James L. Gibson (Washington University in St. Louis, Mo.), Annenberg doctoral student Jeffrey A. Gottfried, Annenberg Dean Michael X. Delli Carpini, Ph.D., and APPC Director Kathleen Hall Jamieson, Ph.D., co-authored an article, "The Effects of Judicial Campaign Activity on the Legitimacy of Courts: A Survey-based Experiment," that appears in the September 2011 issue of Political
Research conducted with over 940 high school students in two nationally representative surveys finds that male students in high schools that conduct student drug testing report no less recent use of alcohol, marijuana, or cigarettes than male students in schools without drug testing. Although there was evidence of effectiveness for female students, this only occurred
Although athletics is a healthy and popular extracurricular activity in American high schools, it also has its risks.
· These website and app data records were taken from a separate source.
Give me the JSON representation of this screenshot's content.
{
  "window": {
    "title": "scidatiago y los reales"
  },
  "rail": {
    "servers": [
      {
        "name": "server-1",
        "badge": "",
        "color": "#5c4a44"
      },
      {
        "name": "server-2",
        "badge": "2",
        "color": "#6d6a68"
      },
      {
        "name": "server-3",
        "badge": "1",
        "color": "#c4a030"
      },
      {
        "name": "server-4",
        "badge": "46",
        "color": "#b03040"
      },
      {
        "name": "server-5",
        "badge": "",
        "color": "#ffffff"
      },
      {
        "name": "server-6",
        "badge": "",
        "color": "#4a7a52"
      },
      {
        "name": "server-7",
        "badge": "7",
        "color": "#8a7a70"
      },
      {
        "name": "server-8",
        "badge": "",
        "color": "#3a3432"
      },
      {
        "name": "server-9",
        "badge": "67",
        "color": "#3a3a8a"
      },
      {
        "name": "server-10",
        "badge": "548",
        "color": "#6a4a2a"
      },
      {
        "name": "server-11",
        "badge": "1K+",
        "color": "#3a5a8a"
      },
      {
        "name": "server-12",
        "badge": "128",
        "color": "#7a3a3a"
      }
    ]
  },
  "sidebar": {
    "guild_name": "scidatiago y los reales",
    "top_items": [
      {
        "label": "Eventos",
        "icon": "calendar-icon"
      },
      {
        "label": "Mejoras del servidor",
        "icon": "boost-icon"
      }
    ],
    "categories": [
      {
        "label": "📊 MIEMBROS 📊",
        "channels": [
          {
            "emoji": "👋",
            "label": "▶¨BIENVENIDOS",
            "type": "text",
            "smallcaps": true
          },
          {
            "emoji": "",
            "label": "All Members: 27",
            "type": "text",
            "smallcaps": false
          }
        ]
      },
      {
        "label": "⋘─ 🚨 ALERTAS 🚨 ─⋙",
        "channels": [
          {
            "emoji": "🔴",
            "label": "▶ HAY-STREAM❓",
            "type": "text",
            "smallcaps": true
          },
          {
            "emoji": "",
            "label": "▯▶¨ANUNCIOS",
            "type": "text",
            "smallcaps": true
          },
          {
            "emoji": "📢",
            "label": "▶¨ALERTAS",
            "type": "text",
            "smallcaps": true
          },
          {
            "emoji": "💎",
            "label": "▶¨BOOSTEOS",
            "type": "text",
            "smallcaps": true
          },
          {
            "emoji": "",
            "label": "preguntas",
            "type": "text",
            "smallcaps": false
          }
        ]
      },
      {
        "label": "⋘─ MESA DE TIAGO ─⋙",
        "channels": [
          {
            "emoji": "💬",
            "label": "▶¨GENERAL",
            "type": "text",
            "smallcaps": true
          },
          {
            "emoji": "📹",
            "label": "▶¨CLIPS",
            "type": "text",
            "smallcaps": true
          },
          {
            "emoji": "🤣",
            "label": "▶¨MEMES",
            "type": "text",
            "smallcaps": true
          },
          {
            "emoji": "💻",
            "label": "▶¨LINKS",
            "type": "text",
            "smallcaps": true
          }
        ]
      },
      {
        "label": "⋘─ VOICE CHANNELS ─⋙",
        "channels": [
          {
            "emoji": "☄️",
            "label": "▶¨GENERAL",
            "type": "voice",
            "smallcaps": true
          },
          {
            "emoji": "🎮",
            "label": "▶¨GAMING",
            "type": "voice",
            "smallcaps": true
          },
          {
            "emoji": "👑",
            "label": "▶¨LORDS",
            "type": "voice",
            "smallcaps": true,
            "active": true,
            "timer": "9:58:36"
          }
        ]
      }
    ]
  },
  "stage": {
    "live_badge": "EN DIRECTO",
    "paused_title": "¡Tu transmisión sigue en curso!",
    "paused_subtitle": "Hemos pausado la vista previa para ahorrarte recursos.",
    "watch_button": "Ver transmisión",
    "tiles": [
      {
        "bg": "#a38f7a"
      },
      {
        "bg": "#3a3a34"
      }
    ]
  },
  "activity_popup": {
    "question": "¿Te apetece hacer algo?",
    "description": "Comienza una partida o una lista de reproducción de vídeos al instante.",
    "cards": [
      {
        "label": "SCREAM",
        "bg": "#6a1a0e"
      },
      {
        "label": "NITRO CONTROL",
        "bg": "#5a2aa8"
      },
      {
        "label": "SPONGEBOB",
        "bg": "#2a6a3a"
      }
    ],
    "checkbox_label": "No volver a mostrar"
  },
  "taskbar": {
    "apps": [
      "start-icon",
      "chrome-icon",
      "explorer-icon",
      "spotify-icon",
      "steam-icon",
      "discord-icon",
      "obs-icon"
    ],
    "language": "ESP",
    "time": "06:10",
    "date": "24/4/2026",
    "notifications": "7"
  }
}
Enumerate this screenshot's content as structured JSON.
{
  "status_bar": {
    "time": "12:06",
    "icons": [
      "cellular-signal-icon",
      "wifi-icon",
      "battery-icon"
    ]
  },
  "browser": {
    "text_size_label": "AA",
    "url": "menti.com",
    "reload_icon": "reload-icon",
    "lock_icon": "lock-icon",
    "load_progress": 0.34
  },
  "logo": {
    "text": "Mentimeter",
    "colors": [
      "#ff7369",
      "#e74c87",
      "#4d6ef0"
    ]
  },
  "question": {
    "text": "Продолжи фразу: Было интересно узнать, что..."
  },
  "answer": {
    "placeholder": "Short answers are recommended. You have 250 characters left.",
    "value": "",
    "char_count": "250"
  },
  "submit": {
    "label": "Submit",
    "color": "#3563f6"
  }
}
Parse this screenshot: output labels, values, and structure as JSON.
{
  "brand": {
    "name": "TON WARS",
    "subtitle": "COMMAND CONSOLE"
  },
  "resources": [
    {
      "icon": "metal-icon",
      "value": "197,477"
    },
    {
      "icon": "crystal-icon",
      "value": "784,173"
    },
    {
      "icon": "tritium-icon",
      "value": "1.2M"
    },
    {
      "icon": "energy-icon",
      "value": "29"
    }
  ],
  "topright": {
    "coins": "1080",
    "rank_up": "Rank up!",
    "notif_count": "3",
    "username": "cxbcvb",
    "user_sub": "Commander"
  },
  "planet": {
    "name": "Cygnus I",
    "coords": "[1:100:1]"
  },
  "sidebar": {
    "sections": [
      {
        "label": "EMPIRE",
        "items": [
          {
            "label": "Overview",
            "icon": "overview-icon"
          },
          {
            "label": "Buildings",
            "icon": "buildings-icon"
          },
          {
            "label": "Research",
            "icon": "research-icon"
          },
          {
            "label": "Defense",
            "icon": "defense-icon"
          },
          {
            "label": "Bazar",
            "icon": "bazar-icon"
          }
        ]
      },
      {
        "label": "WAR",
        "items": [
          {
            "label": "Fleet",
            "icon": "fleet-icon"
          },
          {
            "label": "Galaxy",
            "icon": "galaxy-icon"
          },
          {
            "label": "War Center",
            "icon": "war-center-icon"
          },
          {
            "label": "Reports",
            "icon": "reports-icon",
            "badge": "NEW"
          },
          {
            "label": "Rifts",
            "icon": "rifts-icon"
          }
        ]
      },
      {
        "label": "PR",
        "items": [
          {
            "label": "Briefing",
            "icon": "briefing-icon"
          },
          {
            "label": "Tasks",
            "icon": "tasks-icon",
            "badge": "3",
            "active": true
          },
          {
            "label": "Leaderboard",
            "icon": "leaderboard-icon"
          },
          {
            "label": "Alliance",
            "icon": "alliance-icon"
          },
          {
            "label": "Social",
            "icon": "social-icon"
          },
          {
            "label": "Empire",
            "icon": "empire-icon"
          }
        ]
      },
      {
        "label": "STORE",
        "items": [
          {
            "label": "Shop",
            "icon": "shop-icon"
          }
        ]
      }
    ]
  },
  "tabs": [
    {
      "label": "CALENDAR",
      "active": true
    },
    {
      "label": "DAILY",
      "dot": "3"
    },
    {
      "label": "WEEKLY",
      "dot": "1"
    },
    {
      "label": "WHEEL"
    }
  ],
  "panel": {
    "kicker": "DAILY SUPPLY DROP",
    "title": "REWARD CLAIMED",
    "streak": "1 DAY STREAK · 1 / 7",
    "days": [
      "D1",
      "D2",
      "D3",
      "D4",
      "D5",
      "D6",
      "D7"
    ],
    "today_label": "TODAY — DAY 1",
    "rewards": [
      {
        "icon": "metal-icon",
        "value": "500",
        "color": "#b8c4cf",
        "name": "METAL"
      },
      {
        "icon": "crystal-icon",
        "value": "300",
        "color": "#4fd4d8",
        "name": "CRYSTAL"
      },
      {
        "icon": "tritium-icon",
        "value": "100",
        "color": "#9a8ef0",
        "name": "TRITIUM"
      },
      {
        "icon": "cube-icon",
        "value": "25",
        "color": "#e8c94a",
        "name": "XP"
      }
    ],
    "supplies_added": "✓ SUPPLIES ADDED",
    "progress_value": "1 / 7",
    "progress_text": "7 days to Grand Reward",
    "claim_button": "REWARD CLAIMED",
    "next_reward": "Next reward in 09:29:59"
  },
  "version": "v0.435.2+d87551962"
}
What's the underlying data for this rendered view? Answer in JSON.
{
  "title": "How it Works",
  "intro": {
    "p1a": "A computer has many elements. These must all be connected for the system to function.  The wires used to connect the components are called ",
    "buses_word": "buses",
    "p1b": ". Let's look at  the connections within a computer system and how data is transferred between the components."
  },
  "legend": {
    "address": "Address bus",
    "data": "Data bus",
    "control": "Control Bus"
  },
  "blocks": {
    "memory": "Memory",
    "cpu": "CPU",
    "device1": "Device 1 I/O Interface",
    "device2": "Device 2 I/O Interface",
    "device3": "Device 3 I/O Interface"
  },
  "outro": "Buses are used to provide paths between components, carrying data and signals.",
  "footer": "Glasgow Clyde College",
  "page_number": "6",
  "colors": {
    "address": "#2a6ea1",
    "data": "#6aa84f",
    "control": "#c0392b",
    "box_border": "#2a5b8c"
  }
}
The recent poker craze among adolescents in the U.S. was driven largely by interest in poker play among high school male athletes, a just-released analysis of adolescent gambling in the National Annenberg Surveys of Youth (NASY) indicates.
The Robert Wood Johnson Foundation has awarded APPC $200,000 to begin work on a multi-phase project that seeks to advance knowledge about effective uses of health communication and disseminates its findings through a dynamic website. APPC scholars will begin by producing a series of reports that assess the strengths and limitations of the major theories
A controlled experimental study of over 5300 smokers conducted by the University of Pennsylvania’s Annenberg Public Policy Center (APPC) posted to the FDA comment website (http://www.regulations.gov/#!submitComment;D=FDA-2010-N-0568-0006) today shows that multiple versions of the proposed warnings produce desired effects by increasing negative feelings respondents experience about smoking a next cigarette. “By failing to study the labels’
Results released today from the National Annenberg Survey of Youth reveal that 1 out of 7 or 14% of adolescents and young adults have experienced being a victim of cyberbullying (see Table 1 below). Those who experience cyberbullying report higher rates of thinking seriously about suicide in the past year (see Table 2 below). The
The entire 2008 National Annenberg Election Survey (NAES) telephone and online components are now available to scholars on this website. Adults in the United States were interviewed by telephone and online about their beliefs, attitudes, intentions, and behavior relevant to the 2008 presidential campaigns.
The annual analysis by the Annenberg Public Policy Center (APPC) of news reporting during the previous winter holiday period reveals that newspapers continued to perpetuate the myth that suicides rise during the holidays. The proportion of stories that supported the myth during the 2009-2010 holidays remained at approximately the same level as during the previous
Annenberg School for Communication alumna Shawnika J. Hull, Ph.D., and Annenberg Public Policy Center scholars Michael Hennessy, Ph.D., Amy Bleakley, Ph.D., Martin Fishbein, Ph.D., and Amy Jordan, Ph.D., published a paper, “Identifying the Causal Pathways from Religiosity to Delayed Adolescent Sexual Behavior” in The Journal of Sex Research (October 2010). The authors used data from the Annenberg Sex and Media study,
An analysis by Annenberg Public Policy Center researchers Sharon Sznitman and Dan Romer shows that international and U.S. state differences in the emotional well-being of adolescents are strongly related to their overall levels of academic achievement. In addition, these differences are strongly related to levels of poverty at the national and state level. The article